title: Security Best Practices for Go Developers layout: article

Back to Go Security

This page provides Go developers with best practices for prioritizing the security of their projects. From automating testing with fuzzing to easily checking for race conditions, these tips can help make your codebase more secure and reliable.

Scan source code and binaries for vulnerabilities

Regularly scanning your code and binaries for vulnerabilities helps identify potential security risks early. You can use govulncheck, backed by the Go vulnerability database, to scan your code for vulnerabilities and analyze which ones actually affect you. Get started with the govulncheck tutorial.

Govulncheck can also be integrated into CI/CD flows. The Go team provides a GitHub Action for govulncheck on the GitHub Marketplace. Govulncheck also supports a -json flag to help developers integrate vulnerability scanning with other CI/CD systems.

You can also scan for vulnerabilities directly in your code editor by using the Go extension for Visual Studio Code. Get started with this tutorial.

Keep your Go version and dependencies up to date

Keeping your Go version up-to-date offers access to the latest language features, performance improvements and patches for known security vulnerabilities. An updated Go version also ensures compatibility with newer versions of dependencies, helping to avoid potential integration issues. Review the Go release history to see what changes have been made to Go between releases. The Go team issues point releases throughout the release cycle to address security bugs. Be sure to update to the latest minor Go version to ensure you have the latest security fixes.

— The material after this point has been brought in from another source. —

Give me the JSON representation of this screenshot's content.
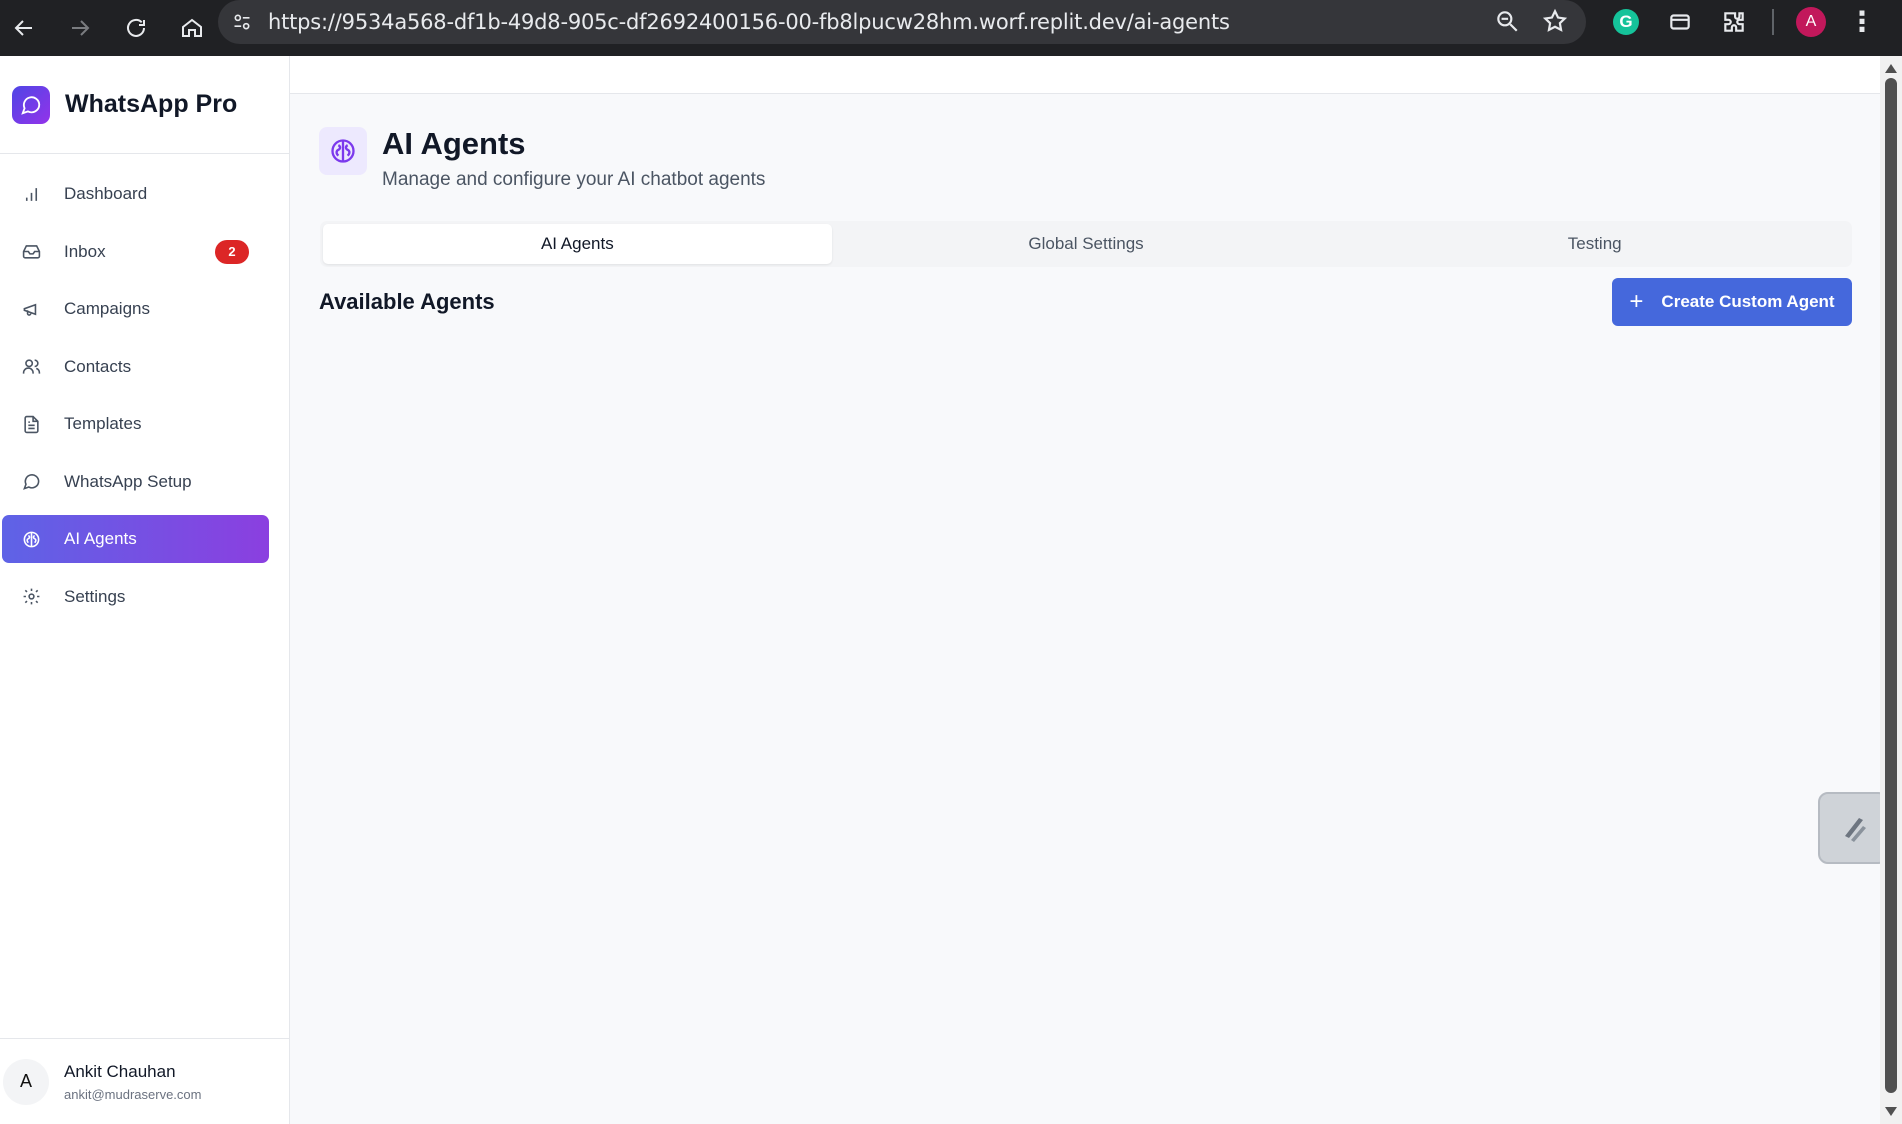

Maintaining up-to-date third-party dependencies is also crucial for software security, performance, and compliance with the latest standards in the Go ecosystem. However, updating to the latest versions without thorough review can also be risky, potentially introducing new bugs, incompatible changes, or even malicious code. Therefore, while it's essential to update dependencies for the latest security patches and improvements, each update should be carefully reviewed and tested.

Test with fuzzing to uncover edge-case exploits

Fuzzing is a type of automated testing that uses coverage guidance to manipulate random inputs and walk through code to find and report potential vulnerabilities like SQL injections, buffer overflows, denial or service and cross-site scripting attacks. Fuzzing can often reach edge cases that programmers miss, or deem too improbable to test. Get started with this tutorial.

Check for race conditions with Go’s race detector

Race conditions occur when two or more goroutines access the same resource concurrently, and at least one of those accesses is a write. This can lead to unpredictable, difficult-to-diagnose issues in your software. Identify potential race conditions in your Go code using the built-in race detector, which can help you ensure the safety and reliability of your concurrent programs. The race detector finds races that occur at runtime, however, so it will not find races in code paths that are not executed.

To use the race detector, add the -race flag when running your tests or building your application, for example, go test -race. This will compile your code with the race detector enabled and report any race conditions it detects at runtime. When the race detector finds a data race in the program, it will print a report containing stack traces for conflicting accesses, and stacks where the involved goroutines were created.

Use Vet to examine suspicious constructs

Go’s vet command is designed to analyze your source code and flag potential issues that might not necessarily be syntax errors, but could lead to problems during runtime. These include suspicious constructs, such as unreachable code, unused variables, and common mistakes around goroutines. By catching these issues early in the development process, go vet helps maintain code quality, reduces debugging time, and enhances overall software reliability. To run go vet for a specified project, run:

go vet ./...

Subscribe to golang-announce for notification of security releases

Go releases containing security fixes are pre-announced to the low-volume mailing list golang-announce@googlegroups.com. If you want to know when security fixes to Go itself are on the way, subscribe.